- transitive v. To break up or destroy the tranquillity or settled state of: "Subterranean fires and deep unrest disturb the whole area” ( Rachel Carson).
- transitive v. To trouble emotionally or mentally; upset.
- transitive v. To interfere with; interrupt: noise that disturbed my sleep.
- transitive v. To intrude on; inconvenience: Constant calls disturbed her work.
- transitive v. To put out of order; disarrange.
from Wiktionary, Creative Commons Attribution/Share-Alike License
- v. to confuse a quiet, constant state or a calm, continuous flow, in particular: thoughts, actions or liquids.

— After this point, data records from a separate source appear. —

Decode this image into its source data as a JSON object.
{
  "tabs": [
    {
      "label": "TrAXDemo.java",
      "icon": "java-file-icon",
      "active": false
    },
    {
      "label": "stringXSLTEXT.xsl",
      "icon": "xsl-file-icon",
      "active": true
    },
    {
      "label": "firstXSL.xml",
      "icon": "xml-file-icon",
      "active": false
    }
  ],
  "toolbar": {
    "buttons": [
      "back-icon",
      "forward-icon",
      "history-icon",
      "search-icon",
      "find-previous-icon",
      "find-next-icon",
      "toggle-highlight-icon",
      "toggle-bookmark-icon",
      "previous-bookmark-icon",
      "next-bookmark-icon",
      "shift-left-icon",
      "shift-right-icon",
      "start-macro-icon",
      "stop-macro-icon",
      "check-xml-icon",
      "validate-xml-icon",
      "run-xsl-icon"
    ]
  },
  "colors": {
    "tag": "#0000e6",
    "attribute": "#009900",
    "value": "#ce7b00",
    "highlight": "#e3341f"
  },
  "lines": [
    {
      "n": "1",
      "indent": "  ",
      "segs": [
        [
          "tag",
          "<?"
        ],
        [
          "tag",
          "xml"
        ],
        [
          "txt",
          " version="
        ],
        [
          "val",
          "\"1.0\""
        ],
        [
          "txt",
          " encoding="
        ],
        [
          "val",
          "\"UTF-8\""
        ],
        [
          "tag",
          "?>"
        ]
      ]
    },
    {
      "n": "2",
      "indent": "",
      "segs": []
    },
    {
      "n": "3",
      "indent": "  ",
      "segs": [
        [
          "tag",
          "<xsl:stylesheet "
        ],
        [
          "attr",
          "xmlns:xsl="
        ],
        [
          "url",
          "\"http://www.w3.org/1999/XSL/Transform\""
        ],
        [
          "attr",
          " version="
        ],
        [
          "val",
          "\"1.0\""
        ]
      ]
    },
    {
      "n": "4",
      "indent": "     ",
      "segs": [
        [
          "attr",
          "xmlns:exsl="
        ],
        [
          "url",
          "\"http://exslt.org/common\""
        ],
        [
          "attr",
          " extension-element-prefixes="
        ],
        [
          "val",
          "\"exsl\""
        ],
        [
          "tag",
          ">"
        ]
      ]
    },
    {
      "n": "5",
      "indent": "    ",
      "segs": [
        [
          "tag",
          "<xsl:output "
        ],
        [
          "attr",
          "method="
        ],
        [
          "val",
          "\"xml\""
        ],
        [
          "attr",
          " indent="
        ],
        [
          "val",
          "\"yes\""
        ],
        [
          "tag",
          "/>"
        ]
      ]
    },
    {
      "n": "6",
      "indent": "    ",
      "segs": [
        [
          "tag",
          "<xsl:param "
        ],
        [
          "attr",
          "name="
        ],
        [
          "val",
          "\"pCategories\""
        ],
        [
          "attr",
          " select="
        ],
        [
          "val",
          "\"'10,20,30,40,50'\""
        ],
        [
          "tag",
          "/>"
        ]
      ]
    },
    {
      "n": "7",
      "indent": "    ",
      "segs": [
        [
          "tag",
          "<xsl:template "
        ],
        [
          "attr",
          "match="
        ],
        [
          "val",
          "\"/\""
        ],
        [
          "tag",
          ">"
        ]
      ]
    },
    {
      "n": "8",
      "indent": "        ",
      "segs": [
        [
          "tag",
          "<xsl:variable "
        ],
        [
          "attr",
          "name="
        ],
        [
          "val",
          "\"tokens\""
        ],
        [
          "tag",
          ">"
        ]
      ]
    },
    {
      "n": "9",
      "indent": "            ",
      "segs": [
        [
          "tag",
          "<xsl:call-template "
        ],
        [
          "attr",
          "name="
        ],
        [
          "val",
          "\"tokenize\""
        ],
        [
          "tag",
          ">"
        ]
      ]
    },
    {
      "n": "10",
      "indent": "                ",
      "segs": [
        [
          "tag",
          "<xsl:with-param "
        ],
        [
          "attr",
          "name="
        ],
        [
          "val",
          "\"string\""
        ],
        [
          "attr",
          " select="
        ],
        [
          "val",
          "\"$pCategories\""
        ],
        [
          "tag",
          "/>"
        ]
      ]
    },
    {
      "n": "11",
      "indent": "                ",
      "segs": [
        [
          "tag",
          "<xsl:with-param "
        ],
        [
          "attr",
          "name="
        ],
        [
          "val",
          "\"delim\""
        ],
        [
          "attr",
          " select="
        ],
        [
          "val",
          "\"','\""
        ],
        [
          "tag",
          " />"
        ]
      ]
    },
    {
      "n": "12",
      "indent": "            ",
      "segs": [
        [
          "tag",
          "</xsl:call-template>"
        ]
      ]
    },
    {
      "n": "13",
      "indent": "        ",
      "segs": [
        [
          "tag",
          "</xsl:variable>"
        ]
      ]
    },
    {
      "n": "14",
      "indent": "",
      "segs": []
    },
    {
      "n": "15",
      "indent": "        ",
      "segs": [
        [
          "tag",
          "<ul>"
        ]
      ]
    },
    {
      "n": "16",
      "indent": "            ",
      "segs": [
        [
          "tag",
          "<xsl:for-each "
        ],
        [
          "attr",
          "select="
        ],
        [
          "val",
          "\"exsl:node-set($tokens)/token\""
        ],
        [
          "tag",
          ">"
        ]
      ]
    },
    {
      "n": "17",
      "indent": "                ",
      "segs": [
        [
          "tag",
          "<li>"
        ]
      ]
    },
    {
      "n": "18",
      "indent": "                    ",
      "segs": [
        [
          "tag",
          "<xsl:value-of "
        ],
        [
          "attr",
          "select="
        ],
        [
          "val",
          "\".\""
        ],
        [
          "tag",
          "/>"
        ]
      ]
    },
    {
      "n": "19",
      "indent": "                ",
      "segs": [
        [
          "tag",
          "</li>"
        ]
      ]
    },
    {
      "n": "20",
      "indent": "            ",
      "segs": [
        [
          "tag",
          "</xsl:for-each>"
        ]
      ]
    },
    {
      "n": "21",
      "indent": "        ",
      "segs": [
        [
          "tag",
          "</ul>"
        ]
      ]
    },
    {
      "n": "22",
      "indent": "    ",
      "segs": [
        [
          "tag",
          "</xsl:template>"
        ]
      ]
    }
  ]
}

- v. to divert, redirect, or alter by disturbing.
- v. to have a negative emotional impact; to cause emotional distress or confusion.
- n. disturbance
from the GNU version of the Collaborative International Dictionary of English
- transitive v. To throw into disorder or confusion; to derange; to interrupt the settled state of; to excite from a state of rest.
- transitive v. To agitate the mind of; to deprive of tranquillity; to disquiet; to render uneasy.
- transitive v. To turn from a regular or designed course.
- n. Disturbance.
from The Century Dictionary and Cyclopedia
- To stir; trouble; agitate; molest; move from a state of rest or tranquillity: as, to disturb a sleeper; to disturb the sediment.
- To move or agitate; discompose; disquiet; throw into perplexity or confusion.
- To interfere with; interrupt; hinder; incommode; derange.
- To turn aside; cause to deviate; throw out of course or order.
- Synonyms To disorder, unsettle, molest
- To perplex, trouble, annoy, vex, worry, plague.
- To impede, interrupt.
- n. Disturbance.
from WordNet 3.0 Copyright 2006 by Princeton University. All rights reserved.
- v. damage as if by shaking or jarring
- v. tamper with
- v. destroy the peace or tranquility of
- v. move deeply
- v. change the arrangement or position of
Middle English distourben, from Old French destourber, from Latin disturbāre : Latin dis-, dis- + Latin turbāre, to agitate (from turba, confusion, probably from Greek turbē).(American Heritage® Dictionary of the English Language, Fourth Edition)
Latin disturbare, intensifying for turbare ("to throw into disorder"). (Wiktionary)